It started with concern for the safety of the 215 school children in the village and then gradually passed to education of adults. Morua pointed out that if the tsunami developed as the result of a local quake, the quake itself would be alert enough.
However, if it develops far from the country’s western shore in the Pacific Ocean, radio would alert someone and then a police car would circulate, spreading the warning. The Pacific Ocean, because of its propensity for earth movement and seaquakes, has a network of advance warning triggers,
Comment: The town still probably needs a direct line to the seismic network and a siren. But the town is to be commended for its foresight and action. We might mention that not everyone in Garabito canton is asleep. The hotel Marriot Los Sueños in that area offers prominent placards on its walls instructing vacationers in escape routes.
The town that still is in the greatest danger is Puntarenas, a Pacific port city not only threatened by tsunami danger but also by rising ocean levels from global warming caused by melting of the polar icecaps. Not only does it have far more people to move in an emergency but higher ground is some distance away.
So far, the city has done nothing to protect its residents, probably through inertia, a fatalistic attitude or opposition by dim bulb businessmen.
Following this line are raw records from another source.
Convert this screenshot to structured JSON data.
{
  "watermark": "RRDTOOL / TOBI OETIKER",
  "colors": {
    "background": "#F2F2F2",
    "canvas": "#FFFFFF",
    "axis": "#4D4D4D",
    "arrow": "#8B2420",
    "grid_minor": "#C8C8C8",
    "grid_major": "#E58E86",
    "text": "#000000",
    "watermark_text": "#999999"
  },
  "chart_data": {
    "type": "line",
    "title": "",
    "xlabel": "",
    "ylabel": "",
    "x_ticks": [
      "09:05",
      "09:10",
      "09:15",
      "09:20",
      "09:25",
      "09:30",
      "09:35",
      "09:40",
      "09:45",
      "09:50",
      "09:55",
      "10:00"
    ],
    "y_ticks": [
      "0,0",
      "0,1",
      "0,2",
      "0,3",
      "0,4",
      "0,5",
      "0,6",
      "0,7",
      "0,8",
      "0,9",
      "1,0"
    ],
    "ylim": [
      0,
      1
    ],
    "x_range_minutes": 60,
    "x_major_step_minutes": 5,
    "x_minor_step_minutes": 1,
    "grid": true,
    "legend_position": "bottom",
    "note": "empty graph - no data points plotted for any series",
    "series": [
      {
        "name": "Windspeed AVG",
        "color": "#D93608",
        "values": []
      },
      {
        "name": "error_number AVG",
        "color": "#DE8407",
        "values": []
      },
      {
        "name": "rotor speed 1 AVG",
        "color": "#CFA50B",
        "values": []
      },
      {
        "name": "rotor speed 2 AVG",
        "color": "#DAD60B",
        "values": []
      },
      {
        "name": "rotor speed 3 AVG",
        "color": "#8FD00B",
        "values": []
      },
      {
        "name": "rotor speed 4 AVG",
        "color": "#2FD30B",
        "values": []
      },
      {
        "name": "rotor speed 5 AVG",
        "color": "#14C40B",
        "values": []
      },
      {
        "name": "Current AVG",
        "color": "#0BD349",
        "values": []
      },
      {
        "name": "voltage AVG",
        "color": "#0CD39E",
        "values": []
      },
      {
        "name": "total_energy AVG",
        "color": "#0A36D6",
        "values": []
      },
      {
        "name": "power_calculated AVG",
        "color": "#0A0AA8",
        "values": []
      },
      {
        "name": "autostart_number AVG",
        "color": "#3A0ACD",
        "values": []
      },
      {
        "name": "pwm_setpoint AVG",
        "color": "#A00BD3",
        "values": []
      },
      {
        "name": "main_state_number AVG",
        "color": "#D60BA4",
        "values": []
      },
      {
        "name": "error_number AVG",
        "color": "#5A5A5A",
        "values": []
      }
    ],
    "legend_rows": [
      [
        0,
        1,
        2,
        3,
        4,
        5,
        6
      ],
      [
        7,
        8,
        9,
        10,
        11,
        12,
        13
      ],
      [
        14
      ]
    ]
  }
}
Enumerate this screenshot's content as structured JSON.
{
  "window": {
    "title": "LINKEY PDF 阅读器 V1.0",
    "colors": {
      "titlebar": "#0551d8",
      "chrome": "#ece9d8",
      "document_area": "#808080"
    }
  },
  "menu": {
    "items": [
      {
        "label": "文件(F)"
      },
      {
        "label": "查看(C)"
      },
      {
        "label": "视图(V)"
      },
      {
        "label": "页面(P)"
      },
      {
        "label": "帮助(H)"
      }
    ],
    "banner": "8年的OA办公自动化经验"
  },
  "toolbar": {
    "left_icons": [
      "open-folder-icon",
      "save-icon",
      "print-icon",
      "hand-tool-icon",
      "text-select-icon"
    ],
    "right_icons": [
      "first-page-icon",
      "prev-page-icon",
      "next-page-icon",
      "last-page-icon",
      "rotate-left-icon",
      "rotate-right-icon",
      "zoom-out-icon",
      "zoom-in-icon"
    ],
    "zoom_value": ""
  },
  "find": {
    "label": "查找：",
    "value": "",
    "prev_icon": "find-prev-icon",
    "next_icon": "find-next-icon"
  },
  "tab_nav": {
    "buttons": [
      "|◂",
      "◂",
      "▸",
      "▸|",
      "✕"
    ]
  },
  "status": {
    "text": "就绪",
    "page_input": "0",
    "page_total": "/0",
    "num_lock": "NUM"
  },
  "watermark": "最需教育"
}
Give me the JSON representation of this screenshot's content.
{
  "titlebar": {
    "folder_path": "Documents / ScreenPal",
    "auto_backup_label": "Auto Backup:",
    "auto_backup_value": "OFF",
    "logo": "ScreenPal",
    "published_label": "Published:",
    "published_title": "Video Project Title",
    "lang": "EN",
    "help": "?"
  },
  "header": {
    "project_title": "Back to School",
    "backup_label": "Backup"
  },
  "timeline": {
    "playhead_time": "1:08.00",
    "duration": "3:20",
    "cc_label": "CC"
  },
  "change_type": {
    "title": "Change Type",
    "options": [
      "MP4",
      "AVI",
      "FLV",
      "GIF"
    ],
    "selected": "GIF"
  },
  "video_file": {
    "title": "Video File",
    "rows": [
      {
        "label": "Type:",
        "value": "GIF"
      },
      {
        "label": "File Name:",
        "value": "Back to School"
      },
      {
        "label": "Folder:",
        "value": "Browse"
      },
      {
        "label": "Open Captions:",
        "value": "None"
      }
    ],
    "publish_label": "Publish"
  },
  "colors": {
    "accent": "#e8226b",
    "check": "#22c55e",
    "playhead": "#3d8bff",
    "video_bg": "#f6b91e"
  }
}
One is reminded of the movie Jaws where retailers and resort owners block efforts to save lives from shark attack because such a move would be “bad for business.”
Article by iNews.co.cr